■ Available data:
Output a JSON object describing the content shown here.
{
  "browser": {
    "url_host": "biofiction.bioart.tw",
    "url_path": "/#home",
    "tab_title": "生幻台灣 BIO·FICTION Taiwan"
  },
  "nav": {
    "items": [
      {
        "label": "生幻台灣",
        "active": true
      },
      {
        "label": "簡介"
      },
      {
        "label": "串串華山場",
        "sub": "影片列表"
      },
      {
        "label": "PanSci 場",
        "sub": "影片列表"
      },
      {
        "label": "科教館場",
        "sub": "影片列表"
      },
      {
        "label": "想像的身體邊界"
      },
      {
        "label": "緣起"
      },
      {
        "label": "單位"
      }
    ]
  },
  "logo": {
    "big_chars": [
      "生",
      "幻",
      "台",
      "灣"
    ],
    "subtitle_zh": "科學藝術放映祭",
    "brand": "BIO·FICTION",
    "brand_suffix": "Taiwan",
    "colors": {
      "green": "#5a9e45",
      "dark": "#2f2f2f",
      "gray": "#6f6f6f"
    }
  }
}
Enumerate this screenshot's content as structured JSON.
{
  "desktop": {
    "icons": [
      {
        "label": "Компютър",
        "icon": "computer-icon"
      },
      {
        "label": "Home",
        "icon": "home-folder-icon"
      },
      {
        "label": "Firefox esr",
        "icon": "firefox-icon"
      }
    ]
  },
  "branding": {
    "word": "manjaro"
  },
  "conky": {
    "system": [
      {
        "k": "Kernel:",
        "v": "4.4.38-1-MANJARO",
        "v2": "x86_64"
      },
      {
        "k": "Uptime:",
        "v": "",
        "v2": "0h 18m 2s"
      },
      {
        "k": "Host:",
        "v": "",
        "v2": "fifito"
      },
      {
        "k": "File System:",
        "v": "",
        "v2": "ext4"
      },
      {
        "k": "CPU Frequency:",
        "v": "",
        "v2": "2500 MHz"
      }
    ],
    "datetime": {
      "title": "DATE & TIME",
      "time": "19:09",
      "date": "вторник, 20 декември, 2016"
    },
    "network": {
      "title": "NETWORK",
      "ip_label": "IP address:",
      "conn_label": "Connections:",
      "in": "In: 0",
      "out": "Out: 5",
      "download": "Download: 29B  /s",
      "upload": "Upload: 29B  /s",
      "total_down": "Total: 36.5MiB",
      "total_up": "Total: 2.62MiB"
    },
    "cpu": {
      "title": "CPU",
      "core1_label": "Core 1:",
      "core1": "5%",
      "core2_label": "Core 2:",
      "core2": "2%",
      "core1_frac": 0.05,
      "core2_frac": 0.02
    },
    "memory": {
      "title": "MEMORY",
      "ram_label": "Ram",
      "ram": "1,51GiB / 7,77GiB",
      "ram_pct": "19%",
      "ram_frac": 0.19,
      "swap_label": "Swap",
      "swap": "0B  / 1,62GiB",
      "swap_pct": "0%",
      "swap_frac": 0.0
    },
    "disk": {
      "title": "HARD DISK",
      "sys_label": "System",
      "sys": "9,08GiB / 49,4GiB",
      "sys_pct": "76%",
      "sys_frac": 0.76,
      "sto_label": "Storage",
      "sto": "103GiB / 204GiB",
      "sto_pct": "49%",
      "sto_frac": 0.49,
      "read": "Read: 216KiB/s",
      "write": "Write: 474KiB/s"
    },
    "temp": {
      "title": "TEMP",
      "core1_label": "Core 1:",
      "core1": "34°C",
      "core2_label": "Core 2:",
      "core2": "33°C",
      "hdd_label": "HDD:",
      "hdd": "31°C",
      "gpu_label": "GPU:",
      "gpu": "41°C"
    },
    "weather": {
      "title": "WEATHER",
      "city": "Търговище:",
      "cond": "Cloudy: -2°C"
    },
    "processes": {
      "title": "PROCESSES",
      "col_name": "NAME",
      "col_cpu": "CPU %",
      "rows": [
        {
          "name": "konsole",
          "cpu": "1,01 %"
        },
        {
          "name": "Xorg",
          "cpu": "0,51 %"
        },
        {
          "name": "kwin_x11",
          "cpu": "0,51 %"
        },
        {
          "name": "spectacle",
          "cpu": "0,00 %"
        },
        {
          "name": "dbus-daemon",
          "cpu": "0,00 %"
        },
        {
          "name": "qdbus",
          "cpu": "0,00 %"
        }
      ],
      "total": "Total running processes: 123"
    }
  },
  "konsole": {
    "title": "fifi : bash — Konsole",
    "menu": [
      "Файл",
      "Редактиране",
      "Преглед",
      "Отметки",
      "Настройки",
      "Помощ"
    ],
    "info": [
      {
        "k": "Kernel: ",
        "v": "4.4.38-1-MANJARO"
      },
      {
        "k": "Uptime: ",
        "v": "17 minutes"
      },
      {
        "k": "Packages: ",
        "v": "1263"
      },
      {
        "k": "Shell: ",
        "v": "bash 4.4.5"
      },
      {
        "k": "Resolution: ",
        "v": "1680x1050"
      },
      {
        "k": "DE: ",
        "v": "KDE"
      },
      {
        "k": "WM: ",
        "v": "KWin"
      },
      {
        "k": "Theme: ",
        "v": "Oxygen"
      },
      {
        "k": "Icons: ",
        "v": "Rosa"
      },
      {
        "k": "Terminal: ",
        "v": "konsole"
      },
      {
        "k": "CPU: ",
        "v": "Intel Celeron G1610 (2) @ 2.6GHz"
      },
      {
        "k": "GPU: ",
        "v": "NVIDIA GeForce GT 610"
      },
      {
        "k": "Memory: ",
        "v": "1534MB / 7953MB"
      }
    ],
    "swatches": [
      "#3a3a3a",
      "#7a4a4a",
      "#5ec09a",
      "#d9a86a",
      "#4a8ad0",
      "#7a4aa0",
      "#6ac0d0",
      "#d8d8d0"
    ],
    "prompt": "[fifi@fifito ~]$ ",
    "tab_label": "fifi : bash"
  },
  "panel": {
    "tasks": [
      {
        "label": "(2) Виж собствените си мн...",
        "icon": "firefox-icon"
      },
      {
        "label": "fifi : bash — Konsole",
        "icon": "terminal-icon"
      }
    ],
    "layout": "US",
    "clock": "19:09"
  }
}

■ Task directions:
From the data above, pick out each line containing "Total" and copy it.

■ Finished task:
      "total_down": "Total: 36.5MiB",
      "total_up": "Total: 2.62MiB"
      "total": "Total running processes: 123"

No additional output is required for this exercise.